Aim of the task →
Write all entries out exactly, images excluded.

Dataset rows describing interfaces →
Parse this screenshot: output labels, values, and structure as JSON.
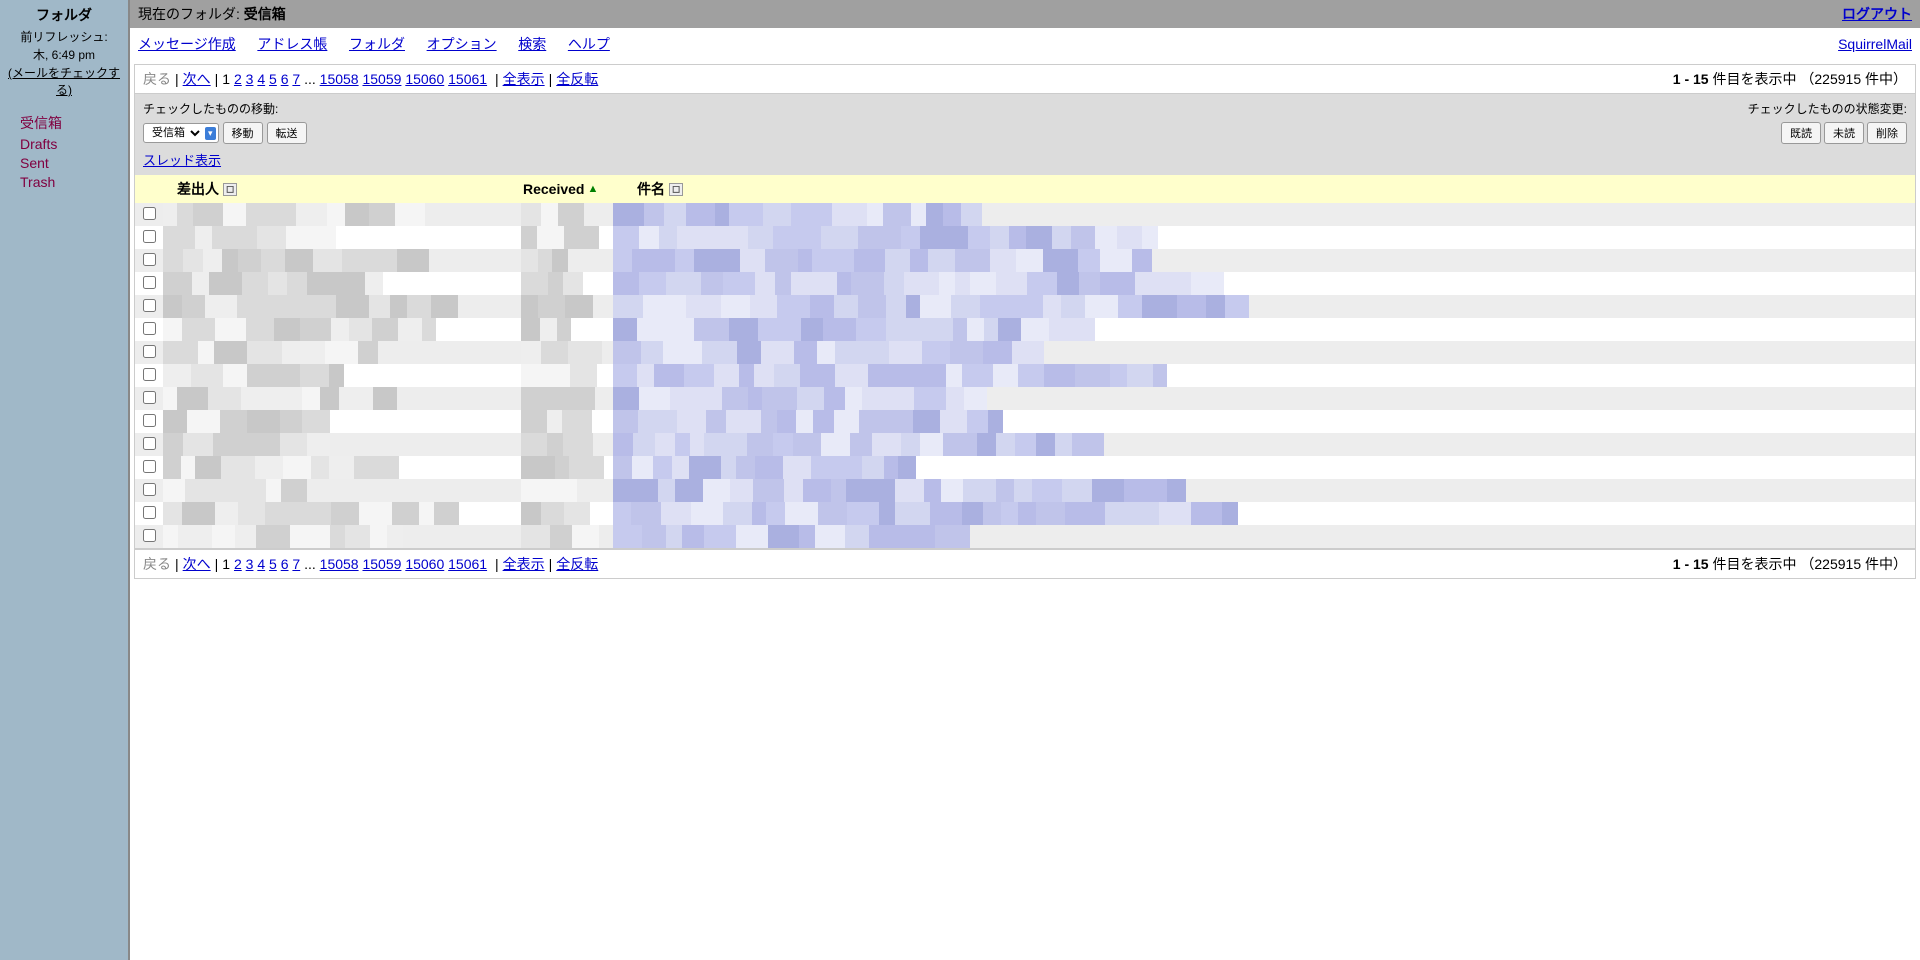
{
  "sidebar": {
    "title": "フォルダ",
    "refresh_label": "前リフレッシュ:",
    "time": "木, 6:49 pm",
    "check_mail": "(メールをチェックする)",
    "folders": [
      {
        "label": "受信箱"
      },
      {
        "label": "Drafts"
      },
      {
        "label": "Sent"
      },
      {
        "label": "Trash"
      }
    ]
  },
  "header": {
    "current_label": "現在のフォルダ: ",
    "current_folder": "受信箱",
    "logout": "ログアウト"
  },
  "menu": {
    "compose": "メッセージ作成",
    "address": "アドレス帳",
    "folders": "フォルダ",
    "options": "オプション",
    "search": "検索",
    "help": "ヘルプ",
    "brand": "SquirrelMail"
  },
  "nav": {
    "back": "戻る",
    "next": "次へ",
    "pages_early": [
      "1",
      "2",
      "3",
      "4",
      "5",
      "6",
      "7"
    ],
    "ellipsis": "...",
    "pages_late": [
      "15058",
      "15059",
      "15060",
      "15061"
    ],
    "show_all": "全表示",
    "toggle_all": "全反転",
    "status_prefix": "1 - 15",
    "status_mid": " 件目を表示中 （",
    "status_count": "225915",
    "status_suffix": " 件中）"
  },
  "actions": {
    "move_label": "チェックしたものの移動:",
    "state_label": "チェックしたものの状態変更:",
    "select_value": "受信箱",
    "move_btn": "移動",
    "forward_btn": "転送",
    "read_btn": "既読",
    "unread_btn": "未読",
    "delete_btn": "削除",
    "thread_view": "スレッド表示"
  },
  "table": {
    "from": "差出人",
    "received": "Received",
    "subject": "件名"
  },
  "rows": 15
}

Response for this exercise →
Parse this screenshot: output labels, values, and structure as JSON.
{
  "sidebar": {
    "title": "フォルダ",
    "refresh_label": "前リフレッシュ:",
    "time": "木, 6:49 pm",
    "check_mail": "(メールをチェックする)",
    "folders": [
      {
        "label": "受信箱"
      },
      {
        "label": "Drafts"
      },
      {
        "label": "Sent"
      },
      {
        "label": "Trash"
      }
    ]
  },
  "header": {
    "current_label": "現在のフォルダ: ",
    "current_folder": "受信箱",
    "logout": "ログアウト"
  },
  "menu": {
    "compose": "メッセージ作成",
    "address": "アドレス帳",
    "folders": "フォルダ",
    "options": "オプション",
    "search": "検索",
    "help": "ヘルプ",
    "brand": "SquirrelMail"
  },
  "nav": {
    "back": "戻る",
    "next": "次へ",
    "pages_early": [
      "1",
      "2",
      "3",
      "4",
      "5",
      "6",
      "7"
    ],
    "ellipsis": "...",
    "pages_late": [
      "15058",
      "15059",
      "15060",
      "15061"
    ],
    "show_all": "全表示",
    "toggle_all": "全反転",
    "status_prefix": "1 - 15",
    "status_mid": " 件目を表示中 （",
    "status_count": "225915",
    "status_suffix": " 件中）"
  },
  "actions": {
    "move_label": "チェックしたものの移動:",
    "state_label": "チェックしたものの状態変更:",
    "select_value": "受信箱",
    "move_btn": "移動",
    "forward_btn": "転送",
    "read_btn": "既読",
    "unread_btn": "未読",
    "delete_btn": "削除",
    "thread_view": "スレッド表示"
  },
  "table": {
    "from": "差出人",
    "received": "Received",
    "subject": "件名"
  },
  "rows": 15
}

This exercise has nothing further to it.